Note: This story appears in the Wednesday, Oct. 16 newspaper on Page A7.
JACKSON — A Jackson County bridge will soon be replaced, and other bridges in the county may also be addressed.
Jackson County Engineer Melissa Miller told The Courier that the Jackson County Engineer’s Office had been operating on a budget that had not increased since 2005.
Earlier this year, Gov. Mike DeWine signed a two-year state transportation budget along with an accompanying “gas tax” increase. House Bill 62 increases the gas tax by 10.5 cents per gallon, to 38.5 cents, which went into effect July 1.
The money is earmarked to be used to fund state and local highway and street improvements. Miller reported that her office wasn’t supposed to see money from the gas tax until October, but she received their first payment last month in September.
Miller stated she received $125,000; the gas tax increase should generate at least an additional $1.3 million per year for her budget.
The first bridge to be replaced using funds from the gas tax will be the bridge on CH&D Road (County Road 2) in Madison Township just north of Pyro Road (County Road 47). The failing bridge was closed in August. Miller told The Courier that she designed the CH&D Road bridge “in-house” in order to save the county money.
“We started working on the bridge on Oct. 7, but are now waiting on the concrete deck to come in,” stated Miller. “I am hopeful that I can get the bridge replaced before winter sets in.”
Miller said the CH&D Road bridge was the eighth bridge to fail in 20 months.
“We also have another bridge on Antioch Road that is closed,” she said. “It has a much lower traffic volume and a much smaller detour length than the CH&D Road bridge.”
She explained that she has applied for an Ohio Public Works Grant to replace the Antioch Road (County Road 12) bridge in Jefferson Township, which closed in May because it was also failing. Miller reported that she has had success in the past in getting this grant, but wouldn’t know if she’s getting it until January or February 2020.
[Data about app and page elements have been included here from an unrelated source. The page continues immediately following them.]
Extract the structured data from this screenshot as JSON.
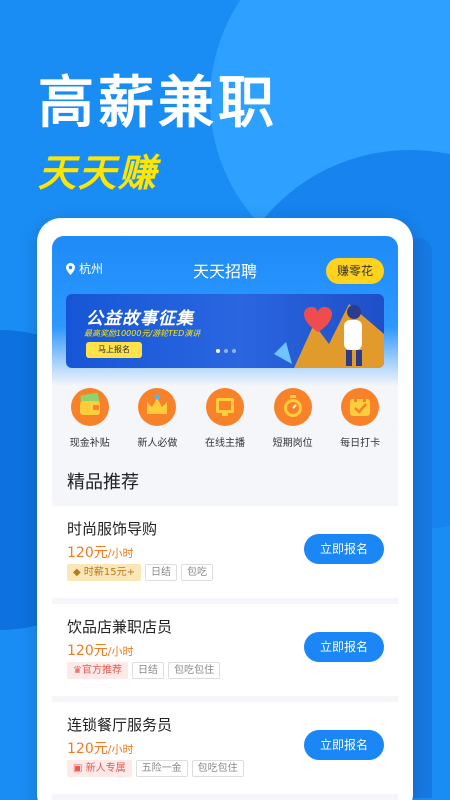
{
  "hero": {
    "title": "高薪兼职",
    "subtitle": "天天赚"
  },
  "header": {
    "location": "杭州",
    "title": "天天招聘",
    "earn_button": "赚零花"
  },
  "banner": {
    "title": "公益故事征集",
    "subtitle": "最高奖励10000元/游轮TED演讲",
    "button": "马上报名"
  },
  "categories": [
    {
      "label": "现金补贴",
      "icon": "wallet-icon"
    },
    {
      "label": "新人必做",
      "icon": "crown-icon"
    },
    {
      "label": "在线主播",
      "icon": "tv-icon"
    },
    {
      "label": "短期岗位",
      "icon": "stopwatch-icon"
    },
    {
      "label": "每日打卡",
      "icon": "calendar-check-icon"
    }
  ],
  "section_title": "精品推荐",
  "jobs": [
    {
      "title": "时尚服饰导购",
      "pay": "120元",
      "unit": "/小时",
      "tags": [
        "时薪15元+",
        "日结",
        "包吃"
      ],
      "button": "立即报名"
    },
    {
      "title": "饮品店兼职店员",
      "pay": "120元",
      "unit": "/小时",
      "tags": [
        "官方推荐",
        "日结",
        "包吃包住"
      ],
      "button": "立即报名"
    },
    {
      "title": "连锁餐厅服务员",
      "pay": "120元",
      "unit": "/小时",
      "tags": [
        "新人专属",
        "五险一金",
        "包吃包住"
      ],
      "button": "立即报名"
    }
  ],
  "colors": {
    "primary": "#1b86f5",
    "accent_yellow": "#ffd31d",
    "pay_orange": "#f37a1f",
    "category_orange": "#f7822a"
  }
}
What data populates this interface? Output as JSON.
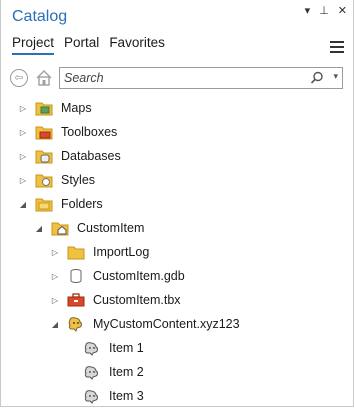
{
  "pane": {
    "title": "Catalog",
    "controls": [
      "▾",
      "⊥",
      "✕"
    ]
  },
  "tabs": [
    {
      "label": "Project",
      "active": true
    },
    {
      "label": "Portal",
      "active": false
    },
    {
      "label": "Favorites",
      "active": false
    }
  ],
  "search": {
    "placeholder": "Search"
  },
  "tree": [
    {
      "label": "Maps",
      "expanded": false,
      "icon": "maps-folder-icon"
    },
    {
      "label": "Toolboxes",
      "expanded": false,
      "icon": "toolboxes-folder-icon"
    },
    {
      "label": "Databases",
      "expanded": false,
      "icon": "databases-folder-icon"
    },
    {
      "label": "Styles",
      "expanded": false,
      "icon": "styles-folder-icon"
    },
    {
      "label": "Folders",
      "expanded": true,
      "icon": "folders-icon"
    },
    {
      "label": "CustomItem",
      "expanded": true,
      "icon": "home-folder-icon"
    },
    {
      "label": "ImportLog",
      "expanded": false,
      "icon": "folder-icon"
    },
    {
      "label": "CustomItem.gdb",
      "expanded": false,
      "icon": "geodatabase-icon"
    },
    {
      "label": "CustomItem.tbx",
      "expanded": false,
      "icon": "toolbox-icon"
    },
    {
      "label": "MyCustomContent.xyz123",
      "expanded": true,
      "icon": "custom-content-icon"
    },
    {
      "label": "Item 1",
      "icon": "custom-item-icon"
    },
    {
      "label": "Item 2",
      "icon": "custom-item-icon"
    },
    {
      "label": "Item 3",
      "icon": "custom-item-icon"
    }
  ],
  "colors": {
    "accent": "#2a6fb8",
    "folder": "#f0c040"
  }
}
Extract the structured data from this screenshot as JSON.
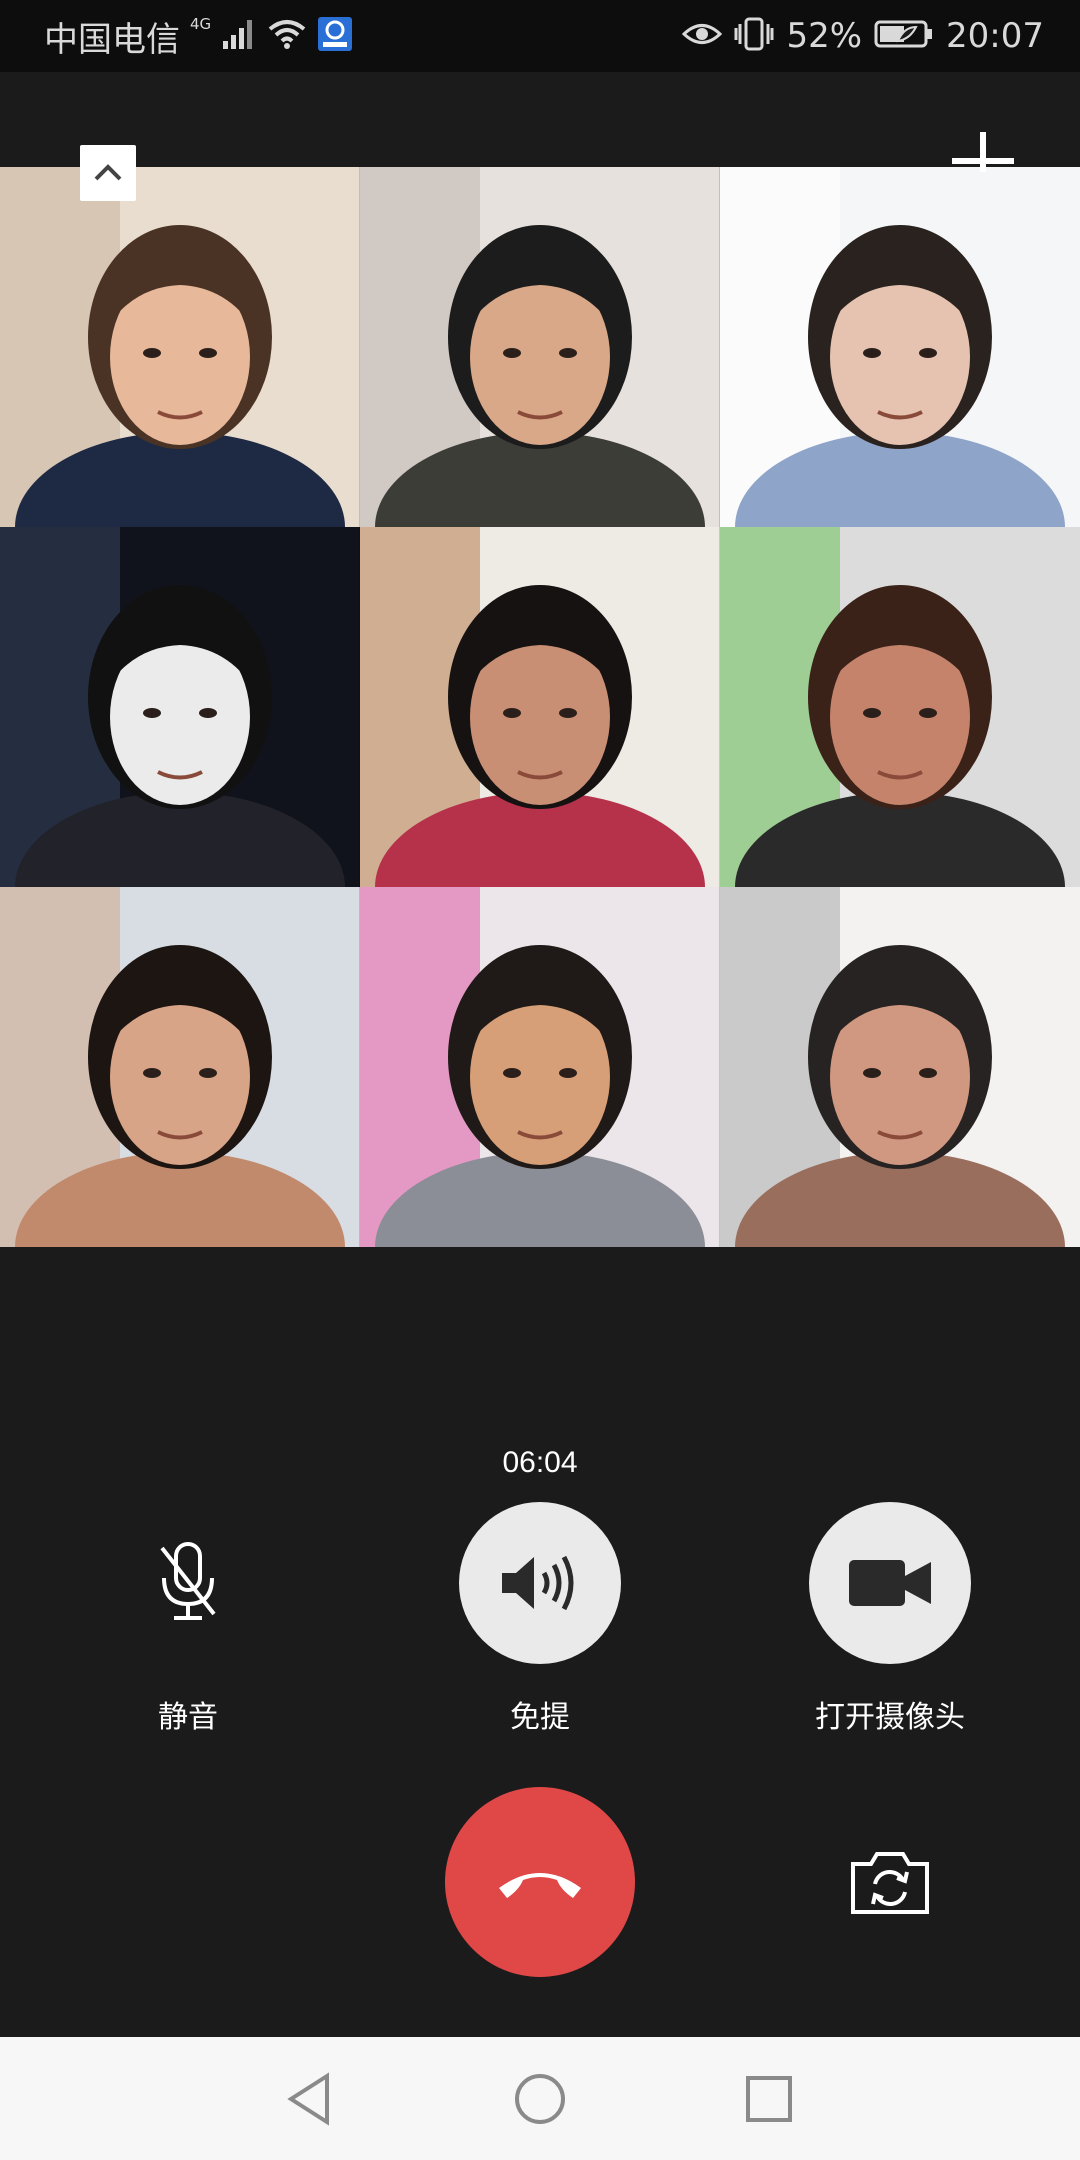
{
  "status_bar": {
    "carrier": "中国电信",
    "network_type": "4G",
    "battery_percent": "52%",
    "time": "20:07",
    "icons": [
      "signal-icon",
      "wifi-icon",
      "app-notification-icon",
      "eye-comfort-icon",
      "vibrate-icon",
      "battery-icon"
    ]
  },
  "call": {
    "duration": "06:04",
    "controls": [
      {
        "name": "mute",
        "label": "静音",
        "icon": "mic-off-icon"
      },
      {
        "name": "hands-free",
        "label": "免提",
        "icon": "speaker-icon"
      },
      {
        "name": "camera",
        "label": "打开摄像头",
        "icon": "video-camera-icon"
      }
    ],
    "hangup_icon": "hang-up-icon",
    "switch_camera_icon": "switch-camera-icon"
  },
  "video_tiles": [
    {
      "bg": "#e9ddd0",
      "accent": "#c9b29b",
      "skin": "#e8b89a",
      "hair": "#4a3324",
      "clothing": "#1e2a44"
    },
    {
      "bg": "#e6e1dd",
      "accent": "#bfb6ae",
      "skin": "#d9a888",
      "hair": "#1c1c1c",
      "clothing": "#3d3d38"
    },
    {
      "bg": "#f5f6f8",
      "accent": "#ffffff",
      "skin": "#e5c3b0",
      "hair": "#2a221e",
      "clothing": "#8ea4c9"
    },
    {
      "bg": "#10131c",
      "accent": "#37465e",
      "skin": "#ebebec",
      "hair": "#111111",
      "clothing": "#22232a"
    },
    {
      "bg": "#eeeae4",
      "accent": "#b87c4e",
      "skin": "#c98f74",
      "hair": "#161212",
      "clothing": "#b5324a"
    },
    {
      "bg": "#dcdcdc",
      "accent": "#6ec25a",
      "skin": "#c5836c",
      "hair": "#3a2218",
      "clothing": "#2a2a2a"
    },
    {
      "bg": "#d8dde3",
      "accent": "#cfa48b",
      "skin": "#d8a487",
      "hair": "#1c1512",
      "clothing": "#c18a6c"
    },
    {
      "bg": "#ece6ea",
      "accent": "#de5aa6",
      "skin": "#d69f78",
      "hair": "#1f1a18",
      "clothing": "#8b8e96"
    },
    {
      "bg": "#f3f2f1",
      "accent": "#a9a9a9",
      "skin": "#d19881",
      "hair": "#262322",
      "clothing": "#9a6e5c"
    }
  ],
  "top_controls": {
    "collapse_icon": "chevron-up-icon",
    "add_icon": "add-participant-icon"
  },
  "nav_bar": {
    "icons": [
      "back-icon",
      "home-icon",
      "recents-icon"
    ]
  }
}
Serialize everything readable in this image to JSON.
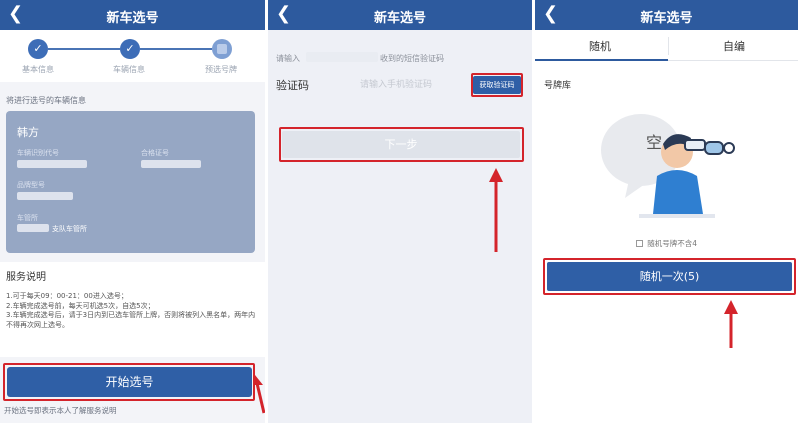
{
  "colors": {
    "primary": "#2d5a9e",
    "button": "#2f5fa6",
    "highlight": "#d4242b",
    "card": "#96a7c4"
  },
  "screen1": {
    "back_icon": "chevron-left-icon",
    "title": "新车选号",
    "steps": [
      {
        "label": "基本信息",
        "status": "done"
      },
      {
        "label": "车辆信息",
        "status": "done"
      },
      {
        "label": "预选号牌",
        "status": "pending"
      }
    ],
    "hint": "将进行选号的车辆信息",
    "card": {
      "owner": "韩方",
      "vin_label": "车辆识别代号",
      "cert_label": "合格证号",
      "model_label": "品牌型号",
      "dept_label": "车管所",
      "dept_value": "支队车管所"
    },
    "service": {
      "title": "服务说明",
      "lines": [
        "1.可于每天09：00-21：00进入选号；",
        "2.车辆完成选号前，每天可机选5次，自选5次；",
        "3.车辆完成选号后，请于3日内到已选车管所上牌，否则将被列入黑名单，两年内不得再次网上选号。"
      ]
    },
    "start_button": "开始选号",
    "note": "开始选号即表示本人了解服务说明"
  },
  "screen2": {
    "back_icon": "chevron-left-icon",
    "title": "新车选号",
    "sms_hint_prefix": "请输入",
    "sms_hint_suffix": "收到的短信验证码",
    "code_label": "验证码",
    "code_placeholder": "请输入手机验证码",
    "get_code_button": "获取验证码",
    "next_button": "下一步"
  },
  "screen3": {
    "back_icon": "chevron-left-icon",
    "title": "新车选号",
    "tabs": [
      "随机",
      "自编"
    ],
    "pool_label": "号牌库",
    "empty_bubble": "空",
    "empty_note": "随机号牌不含4",
    "random_button": "随机一次(5)"
  }
}
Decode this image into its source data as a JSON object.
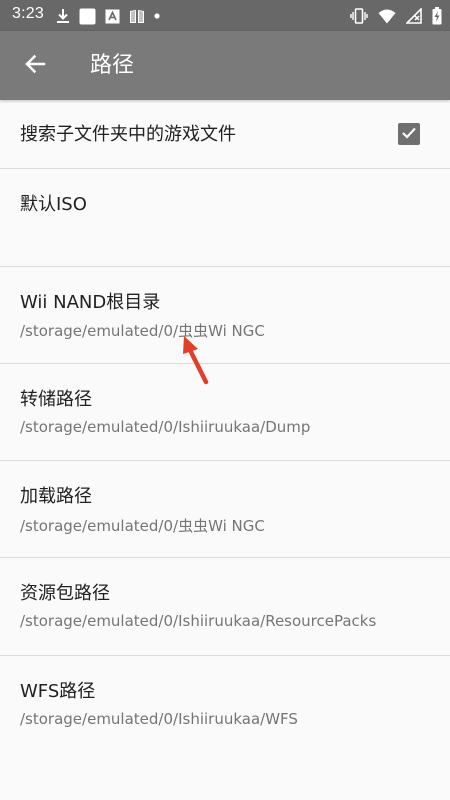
{
  "status_bar": {
    "time": "3:23",
    "left_icons": [
      "download-icon",
      "app-icon",
      "translate-icon",
      "book-icon",
      "dot-icon"
    ],
    "right_icons": [
      "vibrate-icon",
      "wifi-icon",
      "no-signal-icon",
      "battery-charging-icon"
    ]
  },
  "toolbar": {
    "back_icon": "arrow-back-icon",
    "title": "路径"
  },
  "settings": [
    {
      "title": "搜索子文件夹中的游戏文件",
      "summary": "",
      "checked": true
    },
    {
      "title": "默认ISO",
      "summary": ""
    },
    {
      "title": "Wii NAND根目录",
      "summary": "/storage/emulated/0/虫虫Wi NGC"
    },
    {
      "title": "转储路径",
      "summary": "/storage/emulated/0/Ishiiruukaa/Dump"
    },
    {
      "title": "加载路径",
      "summary": "/storage/emulated/0/虫虫Wi NGC"
    },
    {
      "title": "资源包路径",
      "summary": "/storage/emulated/0/Ishiiruukaa/ResourcePacks"
    },
    {
      "title": "WFS路径",
      "summary": "/storage/emulated/0/Ishiiruukaa/WFS"
    }
  ],
  "colors": {
    "status_bar": "#686868",
    "toolbar": "#7a7a7a",
    "background": "#fafafa",
    "divider": "#dcdcdc",
    "annotation_arrow": "#e0402a"
  }
}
Then the money would not be available until July 1, 2020.
Miller is very concerned about the public’s well-being and about the response time of law enforcement, firefighters, and EMS being impacted because of bridges being closed.
“That’s why I have diligently been trying to raise awareness, along with other county engineers, for years and years now,” stated Miller.
Miller said, “By law, I have to do an engineer’s estimate to prove the cost of a bridge replacement before I can proceed with the replacement with my employees. The law only allows me to replace a bridge if the total of the labor, the equipment, and materials all cost less than $100,000.”
If the estimate is more than $100,000, the project must be bid out to a contractor.
About 16 percent of Jackson County’s 264 bridges, according to Miller, have weight restrictions applied to them, and as far as she’s concerned, they all need to be replaced.
“As you can now imagine, the cost to replace all of the county’s failing bridges is astronomical,” stated Miller. “I apply for all available grant funding and often have multiple grants per project but I am still unable to keep up.”